In any area of regulation, Australia can learn draw significant lessons not only from various approaches adopted throughout different jurisdictions around the country but also from experience around the world.

The construction industry is no exception, and based on my experience, at least 15 core elements stand out in any best-practice building sector regulation regime.

1.       Dedicated Building Act

An example of what not to do can be seen through the Environmental Planning and Assessment Act in New South Wales, which essentially represents a disorganised patchwork of planning, building and local government regulations which do not work together in a harmonised way.

Instead, far better approaches can be found in New Zealand, Japan Singapore and Victoria, where specific Building Acts deal specially with building regulations in a deliberate and effective manner.

2.       Strong building consent/occupancy permit regime

Under no circumstances should work be allowed to start without permits. Nor should permits be allowed to be issued until plans and specifications comply with building regulations, relevant technical codes and standards, and buildings should not be able to be occupied until occupation permits are issued.

3.       Licensed officials only

Only licensed and suitably qualified building surveyors should be able to grant statutory permits and certificates.

4.       Building officials as creatures of statute

Building officials play a crucial role in building control. Their profession should be respected accordingly and they should be given statutory powers regarding inspections and issuing of enforcement and non-compliance notices and orders.

5.       Mandatory inspection powers

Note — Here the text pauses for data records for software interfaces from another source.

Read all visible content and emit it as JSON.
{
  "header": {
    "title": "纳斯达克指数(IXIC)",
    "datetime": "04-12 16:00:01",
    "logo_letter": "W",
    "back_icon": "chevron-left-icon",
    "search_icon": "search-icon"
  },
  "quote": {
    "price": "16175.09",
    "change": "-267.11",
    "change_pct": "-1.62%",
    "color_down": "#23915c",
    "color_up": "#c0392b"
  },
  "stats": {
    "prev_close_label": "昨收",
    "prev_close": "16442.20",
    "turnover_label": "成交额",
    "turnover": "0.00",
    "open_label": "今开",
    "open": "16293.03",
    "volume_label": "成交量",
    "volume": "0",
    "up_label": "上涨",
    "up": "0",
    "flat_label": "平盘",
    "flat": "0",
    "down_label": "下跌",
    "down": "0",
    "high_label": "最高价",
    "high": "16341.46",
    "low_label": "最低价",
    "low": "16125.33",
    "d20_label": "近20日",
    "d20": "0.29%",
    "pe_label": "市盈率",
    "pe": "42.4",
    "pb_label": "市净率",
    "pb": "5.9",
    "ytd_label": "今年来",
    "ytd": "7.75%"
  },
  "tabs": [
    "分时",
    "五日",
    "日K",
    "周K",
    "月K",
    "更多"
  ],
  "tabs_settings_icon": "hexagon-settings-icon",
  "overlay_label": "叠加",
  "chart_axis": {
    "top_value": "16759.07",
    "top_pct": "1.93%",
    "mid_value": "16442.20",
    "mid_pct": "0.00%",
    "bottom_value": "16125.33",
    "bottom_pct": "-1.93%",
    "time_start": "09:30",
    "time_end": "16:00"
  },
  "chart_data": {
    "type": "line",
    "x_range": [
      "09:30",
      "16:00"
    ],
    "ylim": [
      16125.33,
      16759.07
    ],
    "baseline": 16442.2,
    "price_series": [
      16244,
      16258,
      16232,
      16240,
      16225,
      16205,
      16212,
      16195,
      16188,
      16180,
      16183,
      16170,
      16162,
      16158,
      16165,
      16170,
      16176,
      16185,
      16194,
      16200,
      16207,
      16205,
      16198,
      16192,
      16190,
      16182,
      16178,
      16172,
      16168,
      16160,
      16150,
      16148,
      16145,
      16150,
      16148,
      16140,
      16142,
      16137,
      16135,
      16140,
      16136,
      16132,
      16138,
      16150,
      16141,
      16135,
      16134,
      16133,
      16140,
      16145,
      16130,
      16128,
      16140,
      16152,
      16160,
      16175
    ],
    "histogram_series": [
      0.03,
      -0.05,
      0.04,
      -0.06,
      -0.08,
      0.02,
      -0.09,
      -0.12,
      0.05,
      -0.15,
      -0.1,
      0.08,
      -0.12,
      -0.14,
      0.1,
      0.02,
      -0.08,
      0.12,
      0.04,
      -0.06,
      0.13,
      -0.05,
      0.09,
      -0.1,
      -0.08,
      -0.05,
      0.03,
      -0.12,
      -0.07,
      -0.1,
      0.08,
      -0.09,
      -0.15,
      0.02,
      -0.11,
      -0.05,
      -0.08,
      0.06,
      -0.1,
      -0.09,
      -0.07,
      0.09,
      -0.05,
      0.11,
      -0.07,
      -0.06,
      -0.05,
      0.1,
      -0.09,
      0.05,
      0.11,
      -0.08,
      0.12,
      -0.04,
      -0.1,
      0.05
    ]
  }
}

There must be mandatory inspection powers, where officials are called upon by Act of parliament to inspect building work and either approve such work or otherwise as appropriate.

6.       Robust licensing regime

All main actors in the building control system – builders, engineers, architects, draftspersons, building inspectors, surveyors and even planners – should be required to be licensed and registered under a strong licensing regime.

7.       Strong licensing body

Likewise, a robust licensing body must be in place to register, discipline and de-register practitioners as appropriate.

8.       Mandatory Practitioner Auditing

To ensure their practices are up to standard, all licence holders should be required to undergo yearly audits. These should be paid for by the licence holder but the auditors should be accredited by the registration body.

9.       Power to Prosecute

Effective powers must be in place to ensure those responsible for non-compliant work can be prosecuted and emergency repairs can be performed without undue delay.

10.   Mandatory insurance

Insurance is the only means by which consumers are guaranteed compensation for unsatisfactory workmanship. It should not be optional for any building practitioner.

11.   Clear liability sunset periods

Limitations regarding time-frames in which legal proceedings for defective building work must be initiated should be clearly set out. Ten years from the day the occupancy permit is issued is ideal.

12.   Fair apportionment of liability

Current systems across a number of jurisdictions in Australia which apportion liability among multiple parties and limit the liability of individual defendants to their judicially assessed share of overall responsibility are sensible and fair.

No one should be made to pay more than the share of the liability for which he or she is responsible.

13.   Building Codes

Building Acts must be supported by strong Building Codes which set out the full gamete of technical requirements and rules. These should inter-operate with the Act in a manner which is perfectly seamless and completely harmonious.

14.   Fast, cheap dispute resolution

Building Acts should specify fast and cost-effective dispute resolution procedures in theatres which are specifically dedicated to building disputes and which have the power to appoint expert witnesses who are suitably qualified to identify and quantify rectification costs.

15.   Prescriptive and performance or objective based design solution pathways

Provided the solutions are appropriately sanctioned by independent peer review panels, performance building codes which allow the choice of prescriptive and performance or objective based design solution pathways have merit.